The Paschall Jazz Trio at Redwood Studio

On Friday, McKenzie Smith (of Midlake) hosted a crowd of nearly 40 people at Redwood Studio for a very special occasion. Smith invited the Paschall Jazz Trio to play and record an intimate live set unlike the sets Paschall patrons are used to. The night’s lineup included Stefan Karlsson on piano, Mike Luzecky on upright bass, Matt Young on drums, and featured special guest Brian Horton on saxophone.

Redwood Studio—which is situated in Smith’s modest backyard—made the perfect setting for the night’s festivities. Guests were treated to outdoor seating, a small fire, and an open bar (courtesy of Smith and his wife, Felicia) prior to the beginning of the performance. At 8:00 PM, guests made their way into the studio itself. The small space required that attendees get cozy with one another no matter where they sat or stood, but the studio never felt cramped; in fact, sharing the room made the evening feel more communal than it might have otherwise.

Once recording began, the trio took their places and began to play. The evening’s repertoire included both jazz standards and some of the trio’s originals. Karlsson was beautifully smooth on the piano, and even partook in some quiet scat singing that was almost inaudible above the rest of the arrangement. Young managed to use his percussion to maintain a loose structure within each piece while simultaneously encouraging fluidity and improvisation. Luzecky’s bass work was clean, melodic, and quietly hypnotic (Luzecky himself occasionally looked like he might have gotten lost in a trance, or at least a particularly good groove). Horton joined the trio for the fourth song of the evening and stunned the crowd with both his skill, tone, and lung capacity—we didn’t know a note could be held that long, and we were thoroughly impressed.

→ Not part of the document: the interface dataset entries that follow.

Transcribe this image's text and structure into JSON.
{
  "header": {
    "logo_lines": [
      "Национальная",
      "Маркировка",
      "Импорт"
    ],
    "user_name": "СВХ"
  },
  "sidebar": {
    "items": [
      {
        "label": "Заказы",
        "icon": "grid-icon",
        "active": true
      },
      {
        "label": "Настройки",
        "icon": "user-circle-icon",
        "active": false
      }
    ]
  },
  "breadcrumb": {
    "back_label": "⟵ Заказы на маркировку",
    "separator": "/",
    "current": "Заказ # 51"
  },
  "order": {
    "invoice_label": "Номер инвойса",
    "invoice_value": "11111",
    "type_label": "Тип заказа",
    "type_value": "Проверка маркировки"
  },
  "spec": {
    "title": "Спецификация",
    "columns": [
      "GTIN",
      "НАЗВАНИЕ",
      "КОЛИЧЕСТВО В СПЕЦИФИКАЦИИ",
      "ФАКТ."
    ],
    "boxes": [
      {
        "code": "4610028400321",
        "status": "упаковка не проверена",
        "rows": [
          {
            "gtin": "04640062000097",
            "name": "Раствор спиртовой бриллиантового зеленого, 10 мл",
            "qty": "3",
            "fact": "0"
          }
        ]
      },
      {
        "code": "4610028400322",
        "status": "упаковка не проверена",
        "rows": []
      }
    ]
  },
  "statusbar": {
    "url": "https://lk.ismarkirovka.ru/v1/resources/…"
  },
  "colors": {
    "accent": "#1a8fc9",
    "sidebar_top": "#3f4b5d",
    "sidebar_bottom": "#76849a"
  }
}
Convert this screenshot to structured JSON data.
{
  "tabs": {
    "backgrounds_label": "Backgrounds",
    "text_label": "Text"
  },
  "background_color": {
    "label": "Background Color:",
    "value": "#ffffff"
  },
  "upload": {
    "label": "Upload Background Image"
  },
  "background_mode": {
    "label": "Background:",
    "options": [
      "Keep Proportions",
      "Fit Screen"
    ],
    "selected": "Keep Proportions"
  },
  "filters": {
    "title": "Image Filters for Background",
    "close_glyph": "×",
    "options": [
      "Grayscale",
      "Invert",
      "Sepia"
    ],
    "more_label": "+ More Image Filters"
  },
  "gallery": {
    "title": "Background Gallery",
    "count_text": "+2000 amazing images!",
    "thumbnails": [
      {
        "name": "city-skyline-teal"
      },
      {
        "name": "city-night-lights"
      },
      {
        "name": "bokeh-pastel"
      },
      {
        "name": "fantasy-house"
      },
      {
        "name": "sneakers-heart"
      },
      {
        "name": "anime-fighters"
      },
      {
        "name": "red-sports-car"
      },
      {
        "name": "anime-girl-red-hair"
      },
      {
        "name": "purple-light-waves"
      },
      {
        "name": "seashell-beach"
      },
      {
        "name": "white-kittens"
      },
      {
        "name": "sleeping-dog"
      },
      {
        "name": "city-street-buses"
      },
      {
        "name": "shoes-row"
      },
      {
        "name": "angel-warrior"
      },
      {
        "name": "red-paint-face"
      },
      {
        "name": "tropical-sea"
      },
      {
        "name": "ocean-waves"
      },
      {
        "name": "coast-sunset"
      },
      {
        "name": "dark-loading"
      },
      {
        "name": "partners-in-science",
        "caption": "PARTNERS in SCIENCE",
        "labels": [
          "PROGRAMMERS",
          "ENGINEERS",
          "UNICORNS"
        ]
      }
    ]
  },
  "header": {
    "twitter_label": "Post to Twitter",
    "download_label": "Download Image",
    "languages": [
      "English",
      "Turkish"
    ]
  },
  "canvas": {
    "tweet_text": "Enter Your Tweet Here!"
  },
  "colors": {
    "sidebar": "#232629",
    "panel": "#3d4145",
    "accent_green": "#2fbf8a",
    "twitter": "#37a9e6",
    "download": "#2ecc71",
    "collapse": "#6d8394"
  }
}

Despite the sophisticated nature of the music, the evening was actually quite casual and laid-back. After the trio finished their first standard, Smith asked the crowd to think of the event not as a concert, but as a set at a jazz club: clapping, cheering, and general vocal approval from the crowd were encouraged, and the audience was happy to oblige. The group’s standards were impressively tight and technical, but we especially enjoyed the trio’s originals, which felt slightly more melodic and Latin-influenced. Toward the end of one song, each musician took a slow decrescendo into silence, leaving only Luzecky’s quiet plucking behind. This proved to be the quietest moment in the set, and when everyone else joined back in, the audience’s cheers made for one of the loudest moments in turn.

The trio recorded two sets during the evening, which added up to over two impressive hours of playing. A brief 25-minute intermission was observed, during which guests refilled their drinks and musicians were free to chat and mingle. By the end of the night, the trio's work was all recorded and ready to be polished for distribution. Every attendee will soon receive a copy of the live set as a memento from the evening.

The event was a lovely departure from typical raucous Friday night partying—we hope this won’t be the last time the Smiths decide to bring some Denton music magic into their tranquil backyard studio.

Header image design by Jason Lee